The cloud computing wave and the goodwill and technical expertise that Rackspace Hosting has attained through its founding of the OpenStack cloud control freak, more than two years ago, are helping to puff up the company's finances.
Both revenues were up 27 percent and net income was up 36 per cent in the third quarter, to $336m and $27.2m, respectively.
If there is a jittery economy, Rackspace is benefitting from it. And perhaps, now that it has shifted its compute cloud to OpenStack and is now operating the largest public cloud based on that control freak in the world as well as helping to code it, it is also benefitting from some migrations off Amazon Web Services, which has had a number of challenges with outages this summer and fall.
In the quarter ended in September, dedicated cloud revenues, which includes traditional hosting as well as managed infrastructure in private clouds operated by Rackspace on behalf of customers in their own sites or in co-location facilities, drove $256.6m in sales, up 19.9 per cent compared to the year-ago period. Public cloud revenues shot up 56.7 per cent to $79.4m. And that was with only two months of OpenStack-driven clouds available.
In a conference call with Wall Street to chat about the numbers after the market closed, CEO Lanham Napier said that the company was "the birth mother of OpenStack" and that it was firing up marketing campaigns to make sure that people understood that Rackspace had "just open sourced the cloud."
He said that one of the reasons why Rackspace teamed up with NASA to start the OpenStack project was because its internally developed cloud control freak had some scalability barriers that did not allow the company to chase the bigger jobs customers want to park in the cloud.
Even a year ago, for some of these jobs, Napier said he could not "look these customers in the eye" and promise what they needed, but now that it has helped create and then adopted OpenStack, it was ready to take on Amazon Web Services.
"We now have a seat at the table, with thought leadership, where we didn't have it before." Napier explained. "For the first time, customers have an alternative to Amazon."
The portions of the Rackspace Cloud that are running on OpenStack rather than the prior controller have over 1 million virtual machine instances running on them and the OpenStack control freak has processed over 120 million API calls since it went into alpha testing.
OpenStack is making Rackspace more efficient, too, according to Napier, as are larger and more complex workloads, which require bigger virtual machines. The average monthly revenue per server stood at $1,287 per machine as the September quarter came to an end, up from $1,155 a year ago and up $17 from the June quarter.
Rackspace had 89,051 servers across its various data centers in Q3, more than 10,000 machines more than a year ago, but more importantly for Rackspace shareholders, that is up 13 per cent from a year ago and half the rate of the revenue jump. The Rackspace customer count stood at 197,635 as September came to a close, up 22 per cent, so the average customer is spending more money, and the number of employees was up 21 per cent, also slower than revenue growth.
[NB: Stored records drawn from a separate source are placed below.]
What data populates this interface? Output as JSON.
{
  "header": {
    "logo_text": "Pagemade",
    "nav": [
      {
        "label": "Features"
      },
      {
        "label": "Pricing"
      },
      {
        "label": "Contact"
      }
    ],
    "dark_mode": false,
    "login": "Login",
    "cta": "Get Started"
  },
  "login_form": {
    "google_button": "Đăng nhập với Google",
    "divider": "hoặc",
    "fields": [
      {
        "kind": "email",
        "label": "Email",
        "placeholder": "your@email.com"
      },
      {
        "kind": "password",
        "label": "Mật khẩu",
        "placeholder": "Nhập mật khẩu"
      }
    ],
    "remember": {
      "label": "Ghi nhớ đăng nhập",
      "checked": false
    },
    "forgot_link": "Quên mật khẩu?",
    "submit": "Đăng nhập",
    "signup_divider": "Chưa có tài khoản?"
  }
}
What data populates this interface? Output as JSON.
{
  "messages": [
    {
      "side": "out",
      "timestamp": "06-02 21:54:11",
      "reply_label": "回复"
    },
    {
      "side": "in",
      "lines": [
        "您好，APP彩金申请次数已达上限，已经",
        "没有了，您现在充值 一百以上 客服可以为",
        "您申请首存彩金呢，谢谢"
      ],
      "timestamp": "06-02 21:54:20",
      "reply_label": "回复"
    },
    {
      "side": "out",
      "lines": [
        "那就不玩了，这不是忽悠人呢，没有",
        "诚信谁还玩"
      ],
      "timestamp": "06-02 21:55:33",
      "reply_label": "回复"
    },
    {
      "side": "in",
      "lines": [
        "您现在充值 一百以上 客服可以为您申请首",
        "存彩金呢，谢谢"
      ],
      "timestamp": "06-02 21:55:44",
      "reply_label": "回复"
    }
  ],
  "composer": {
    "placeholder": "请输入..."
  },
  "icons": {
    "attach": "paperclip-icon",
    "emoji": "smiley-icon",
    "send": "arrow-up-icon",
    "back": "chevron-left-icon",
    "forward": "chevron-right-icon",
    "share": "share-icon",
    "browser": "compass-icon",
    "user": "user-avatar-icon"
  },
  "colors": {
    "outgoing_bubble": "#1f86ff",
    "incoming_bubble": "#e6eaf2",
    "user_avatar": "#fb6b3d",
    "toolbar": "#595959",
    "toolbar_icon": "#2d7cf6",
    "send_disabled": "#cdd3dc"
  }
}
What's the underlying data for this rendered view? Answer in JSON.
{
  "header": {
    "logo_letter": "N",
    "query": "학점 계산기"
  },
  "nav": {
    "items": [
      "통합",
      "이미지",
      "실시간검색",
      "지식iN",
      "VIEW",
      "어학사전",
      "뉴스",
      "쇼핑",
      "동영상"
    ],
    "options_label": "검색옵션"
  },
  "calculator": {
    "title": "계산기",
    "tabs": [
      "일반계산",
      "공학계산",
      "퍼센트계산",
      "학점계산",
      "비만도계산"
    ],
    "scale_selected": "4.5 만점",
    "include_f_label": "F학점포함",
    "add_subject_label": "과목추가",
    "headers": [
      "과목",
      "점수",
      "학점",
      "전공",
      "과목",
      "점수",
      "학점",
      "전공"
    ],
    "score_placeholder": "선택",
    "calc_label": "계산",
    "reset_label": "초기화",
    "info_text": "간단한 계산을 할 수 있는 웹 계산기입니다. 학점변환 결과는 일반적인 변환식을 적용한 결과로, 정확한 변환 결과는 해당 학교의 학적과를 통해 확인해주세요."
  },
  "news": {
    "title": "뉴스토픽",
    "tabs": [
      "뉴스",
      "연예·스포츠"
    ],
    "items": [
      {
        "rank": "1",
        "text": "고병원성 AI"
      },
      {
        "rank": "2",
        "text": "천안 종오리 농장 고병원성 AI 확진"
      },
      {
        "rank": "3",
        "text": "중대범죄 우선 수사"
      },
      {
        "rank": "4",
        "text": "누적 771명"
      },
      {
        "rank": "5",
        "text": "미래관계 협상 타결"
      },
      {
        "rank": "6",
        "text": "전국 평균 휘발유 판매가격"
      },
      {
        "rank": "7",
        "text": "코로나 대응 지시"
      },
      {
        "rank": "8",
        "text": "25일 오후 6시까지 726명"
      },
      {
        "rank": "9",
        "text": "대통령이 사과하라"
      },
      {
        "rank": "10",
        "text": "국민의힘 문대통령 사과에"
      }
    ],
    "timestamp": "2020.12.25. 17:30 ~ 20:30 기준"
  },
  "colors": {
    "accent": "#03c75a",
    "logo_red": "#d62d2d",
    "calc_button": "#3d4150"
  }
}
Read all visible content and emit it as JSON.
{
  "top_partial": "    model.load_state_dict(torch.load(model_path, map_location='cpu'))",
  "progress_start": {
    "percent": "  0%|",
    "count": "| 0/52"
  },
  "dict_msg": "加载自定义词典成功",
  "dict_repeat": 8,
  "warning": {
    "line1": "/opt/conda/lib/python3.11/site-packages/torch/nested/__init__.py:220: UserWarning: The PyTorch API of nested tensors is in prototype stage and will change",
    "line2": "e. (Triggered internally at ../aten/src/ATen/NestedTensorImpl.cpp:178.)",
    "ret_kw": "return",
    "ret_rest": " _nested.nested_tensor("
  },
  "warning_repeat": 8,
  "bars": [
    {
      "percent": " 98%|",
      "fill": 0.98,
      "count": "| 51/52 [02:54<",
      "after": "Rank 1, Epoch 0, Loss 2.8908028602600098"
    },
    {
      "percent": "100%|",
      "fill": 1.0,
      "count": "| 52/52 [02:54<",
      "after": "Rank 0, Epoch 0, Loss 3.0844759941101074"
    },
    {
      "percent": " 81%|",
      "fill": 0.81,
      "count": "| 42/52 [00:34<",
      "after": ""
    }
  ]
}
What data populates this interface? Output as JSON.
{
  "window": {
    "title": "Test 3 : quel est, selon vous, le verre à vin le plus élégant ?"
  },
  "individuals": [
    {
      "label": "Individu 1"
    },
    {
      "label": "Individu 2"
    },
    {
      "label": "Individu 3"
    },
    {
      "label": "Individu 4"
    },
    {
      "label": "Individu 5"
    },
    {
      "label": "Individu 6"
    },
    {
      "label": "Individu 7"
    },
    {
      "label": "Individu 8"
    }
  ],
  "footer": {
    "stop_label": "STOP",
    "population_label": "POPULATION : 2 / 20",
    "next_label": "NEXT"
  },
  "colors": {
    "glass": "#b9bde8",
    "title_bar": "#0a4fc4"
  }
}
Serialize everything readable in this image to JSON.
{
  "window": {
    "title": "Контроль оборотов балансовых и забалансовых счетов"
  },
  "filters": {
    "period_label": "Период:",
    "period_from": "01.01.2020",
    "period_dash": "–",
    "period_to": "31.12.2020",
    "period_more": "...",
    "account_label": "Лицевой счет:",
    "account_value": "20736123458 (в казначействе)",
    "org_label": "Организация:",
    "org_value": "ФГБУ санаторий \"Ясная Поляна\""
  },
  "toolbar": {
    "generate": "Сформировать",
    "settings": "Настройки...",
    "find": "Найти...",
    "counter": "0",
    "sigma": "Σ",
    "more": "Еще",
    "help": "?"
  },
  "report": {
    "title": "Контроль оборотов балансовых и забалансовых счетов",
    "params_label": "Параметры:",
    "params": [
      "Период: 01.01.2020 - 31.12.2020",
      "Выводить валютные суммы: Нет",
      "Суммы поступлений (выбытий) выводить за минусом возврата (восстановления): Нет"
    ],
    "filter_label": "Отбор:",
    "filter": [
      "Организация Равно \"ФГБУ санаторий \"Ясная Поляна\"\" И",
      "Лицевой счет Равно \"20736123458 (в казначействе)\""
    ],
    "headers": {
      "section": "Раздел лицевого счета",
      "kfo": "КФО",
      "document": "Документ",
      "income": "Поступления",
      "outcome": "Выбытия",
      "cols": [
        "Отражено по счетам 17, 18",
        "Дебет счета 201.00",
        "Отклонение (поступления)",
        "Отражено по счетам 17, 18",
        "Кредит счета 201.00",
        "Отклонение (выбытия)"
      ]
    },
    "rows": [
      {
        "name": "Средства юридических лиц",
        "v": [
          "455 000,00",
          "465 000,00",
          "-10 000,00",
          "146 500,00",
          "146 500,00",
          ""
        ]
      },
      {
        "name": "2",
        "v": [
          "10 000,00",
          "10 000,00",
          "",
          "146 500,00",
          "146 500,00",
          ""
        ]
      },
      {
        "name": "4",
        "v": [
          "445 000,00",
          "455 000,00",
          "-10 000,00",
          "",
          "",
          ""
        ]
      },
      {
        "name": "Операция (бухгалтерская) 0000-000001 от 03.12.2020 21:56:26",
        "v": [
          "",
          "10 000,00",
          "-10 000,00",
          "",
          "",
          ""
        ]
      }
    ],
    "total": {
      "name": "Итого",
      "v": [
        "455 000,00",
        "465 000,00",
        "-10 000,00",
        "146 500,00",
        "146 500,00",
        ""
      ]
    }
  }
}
Rackspace spent $85m on capital expenses in Q3, which included $51m on gear of various kinds, $6m on data centers, $3m on headquarters office expansion, and $25m on capitalized software development costs. The company has 58 megawatts of data center capacity under contract, with 33.7 megawatts available and 23.5 megawatts actually used. The company is driving $58,179 in revenue per megawatt per year, compared to $53,994 a year ago. ®